    that osteoblasts prefer a slightly alkaline medium [17, 18], but it is also known that severe

    changes in pH can inhibit osteoblast activity and cause cell necrosis or apoptosis [19-21].

  • Different bioactive glass and glass ceramics have been synthesized in order to get desired

    mechanical, chemical properties by obtaining required microstructure. Some of common

    components used are Na2O, CaO, P2O5, SiO2 for synthesis of 45S5 and S53P4. In addition to

    these above components, varying composition of K2O, MgO , B2O3 are used to get 13-93, 3-04,

    18-04, 23-04. There are some other glass and glass ceramics which also include ZnO, Ag and


    In current study of bioactive glass ceramic we are using rice husk ash as raw material for

    synthesis of silica, which is amorphous in nature. It is cheap, easily available source with high

    content of silica.

    Literature Review

    Thousands of years ago human discovered that clay could be irreversibly transformed by fire

    into ceramic pottery which stored grains for long time with minimal deterioration. During last

    100 years another revolution has occurred in the use of ceramic to improve the quality of

    human. The revolution is the development of specially designed and fabricated ceramics for

    repair and construction of diseased, damaged or worn out parts of body. Ceramics used for this

    purpose is called BIOCERAMICS.

    Types of bioceramics-Tissue interface

    All implanted material elicit a response from host tissue. The response occurs at tissue–implant

    interface. There are four general type of tissue–implant response. When the implant is toxic,

    host tissue dies. Whereas, biologically inert implant are encapsulated by fibrous capsule by

    tissue. This prevents the interaction of implant with host. Another type of interface is bioactive

    in which tissue forms bonding with implant. There are some implant which are replaced by

    tissue in due course of time. The implant get dissolved into physiological fluid. The restriction

    with this implant is that its composition should be very close to body fluid.

    Types of bioceramics-Tissue attachments

    The mechanism of attachment of tissue to an implant is directly related to the tissue response at

    tissue–implant interface.

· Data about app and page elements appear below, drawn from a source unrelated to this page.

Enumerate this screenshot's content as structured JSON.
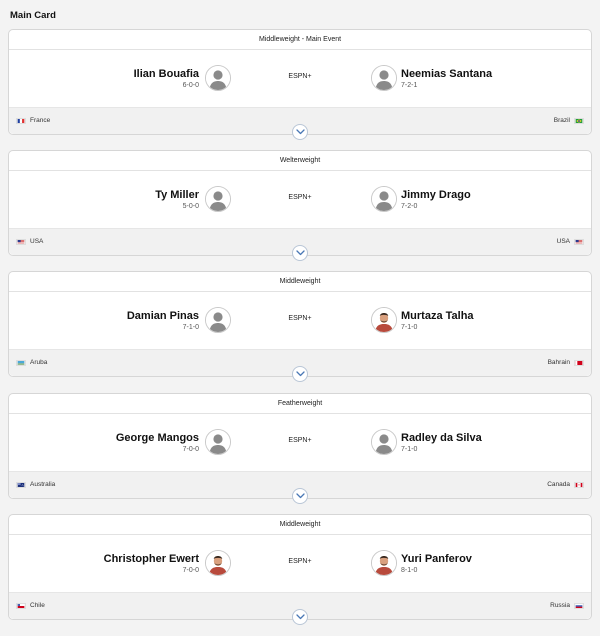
{
  "section_title": "Main Card",
  "fights": [
    {
      "weight_class": "Middleweight - Main Event",
      "broadcast": "ESPN+",
      "red": {
        "name": "Ilian Bouafia",
        "record": "6-0-0",
        "country": "France",
        "flag": "france",
        "photo": "placeholder"
      },
      "blue": {
        "name": "Neemias Santana",
        "record": "7-2-1",
        "country": "Brazil",
        "flag": "brazil",
        "photo": "placeholder"
      }
    },
    {
      "weight_class": "Welterweight",
      "broadcast": "ESPN+",
      "red": {
        "name": "Ty Miller",
        "record": "5-0-0",
        "country": "USA",
        "flag": "usa",
        "photo": "placeholder"
      },
      "blue": {
        "name": "Jimmy Drago",
        "record": "7-2-0",
        "country": "USA",
        "flag": "usa",
        "photo": "placeholder"
      }
    },
    {
      "weight_class": "Middleweight",
      "broadcast": "ESPN+",
      "red": {
        "name": "Damian Pinas",
        "record": "7-1-0",
        "country": "Aruba",
        "flag": "aruba",
        "photo": "placeholder"
      },
      "blue": {
        "name": "Murtaza Talha",
        "record": "7-1-0",
        "country": "Bahrain",
        "flag": "bahrain",
        "photo": "headshot"
      }
    },
    {
      "weight_class": "Featherweight",
      "broadcast": "ESPN+",
      "red": {
        "name": "George Mangos",
        "record": "7-0-0",
        "country": "Australia",
        "flag": "australia",
        "photo": "placeholder"
      },
      "blue": {
        "name": "Radley da Silva",
        "record": "7-1-0",
        "country": "Canada",
        "flag": "canada",
        "photo": "placeholder"
      }
    },
    {
      "weight_class": "Middleweight",
      "broadcast": "ESPN+",
      "red": {
        "name": "Christopher Ewert",
        "record": "7-0-0",
        "country": "Chile",
        "flag": "chile",
        "photo": "headshot"
      },
      "blue": {
        "name": "Yuri Panferov",
        "record": "8-1-0",
        "country": "Russia",
        "flag": "russia",
        "photo": "headshot"
      }
    }
  ],
  "colors": {
    "card_border": "#d6d6d6",
    "footer_bg": "#f1f1f1",
    "expand_chevron": "#4a78b5",
    "placeholder_silhouette": "#8a8a8a"
  },
  "icons": {
    "expand": "chevron-down-icon",
    "placeholder": "user-silhouette-icon"
  }
}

There are four types of bioceramics each with a different type of

    tissue attachment.

    The related chemical activity of different types of bioceramics depends on rate of bonding

    with bone. The relative level of reactivity of an implant also influences the thickness of the

  • interfacial layer between material and tissue. Type 1, nearly inert, implant form a non adherent

    fibrous layer at the interface. However if these implant are loaded such that interfacial

    movement occurs, the fibrous capsule can become several micrometer thick and the implant

    loosens very quickly leading clinical failure.

    Porous ceramic and HA coating, a type 2 bioceramics, on porous metal are developed to

    prevent loosening of implants. The growth of bone into surface porosity provides a large

    interfacial area between the implant and its host. This method of attachment is often called

    BIOLOGICAL FIXATION. It is capable of withstanding of more stress than type 1 implant

    which achieve only morphological fixation. A limitation of type 2 porous implant is the

    necessary for the pores to be at least 100 micrometer in diameter. Large pore size is required so

    that capillaries can provide a blood supply to the ingrown connective tissue. If pores < 100

    micrometer then even if the micro movements occur, Capillary can be cut off leading to tissue

    death. When the porous implant is metal, interfacial area can provide a focus for corrosion of

    implant and loss of metal ion into the tissue, which may cause a variety of medical problem.

    Coating of these porous metals with HA, diminishes some of these limitations. The Ha coating

    also improve the rate of bone growth into pores. But coating dissolves with time which limits

    its effectiveness.

    Bioactive implant (type 3) is another approach to achieve interfacial attachments. This is

    intermediate concept between resorbable (type 4) and bioinert behavior. A bioactive material

    undergoes chemical reaction in the body, but only at surface leading to bonding of tissue at the